> [Supplied data]

_____

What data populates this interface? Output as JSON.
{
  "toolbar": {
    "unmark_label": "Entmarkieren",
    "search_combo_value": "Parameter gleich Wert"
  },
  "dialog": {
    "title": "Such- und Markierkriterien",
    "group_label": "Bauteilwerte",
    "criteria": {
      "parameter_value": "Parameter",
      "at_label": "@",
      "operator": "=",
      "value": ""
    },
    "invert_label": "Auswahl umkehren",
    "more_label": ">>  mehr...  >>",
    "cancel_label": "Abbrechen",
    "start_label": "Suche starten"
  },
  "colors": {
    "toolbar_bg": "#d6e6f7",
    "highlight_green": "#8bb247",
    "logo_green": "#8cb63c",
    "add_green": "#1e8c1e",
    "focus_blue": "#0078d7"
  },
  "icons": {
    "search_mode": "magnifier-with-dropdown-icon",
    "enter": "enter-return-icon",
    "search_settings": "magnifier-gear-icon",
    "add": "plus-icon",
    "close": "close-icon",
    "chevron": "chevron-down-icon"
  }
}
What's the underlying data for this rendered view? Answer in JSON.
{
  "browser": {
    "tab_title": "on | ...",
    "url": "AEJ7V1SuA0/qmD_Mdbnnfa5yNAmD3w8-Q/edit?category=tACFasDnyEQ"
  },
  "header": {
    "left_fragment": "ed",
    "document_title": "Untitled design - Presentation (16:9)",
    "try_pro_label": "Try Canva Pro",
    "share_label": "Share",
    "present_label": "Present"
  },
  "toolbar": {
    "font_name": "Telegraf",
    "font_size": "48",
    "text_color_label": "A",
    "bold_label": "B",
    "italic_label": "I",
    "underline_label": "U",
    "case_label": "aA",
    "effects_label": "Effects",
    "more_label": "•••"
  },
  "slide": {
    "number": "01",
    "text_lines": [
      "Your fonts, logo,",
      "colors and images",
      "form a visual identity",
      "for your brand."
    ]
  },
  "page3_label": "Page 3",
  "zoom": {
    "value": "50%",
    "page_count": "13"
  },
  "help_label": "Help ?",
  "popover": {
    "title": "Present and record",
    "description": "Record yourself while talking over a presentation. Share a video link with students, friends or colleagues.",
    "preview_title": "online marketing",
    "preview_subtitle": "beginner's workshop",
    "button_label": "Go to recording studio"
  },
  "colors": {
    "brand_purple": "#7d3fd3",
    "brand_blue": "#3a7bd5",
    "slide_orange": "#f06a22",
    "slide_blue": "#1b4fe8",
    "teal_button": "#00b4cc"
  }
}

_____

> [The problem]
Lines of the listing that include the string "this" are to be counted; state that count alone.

> [Solved problem]
2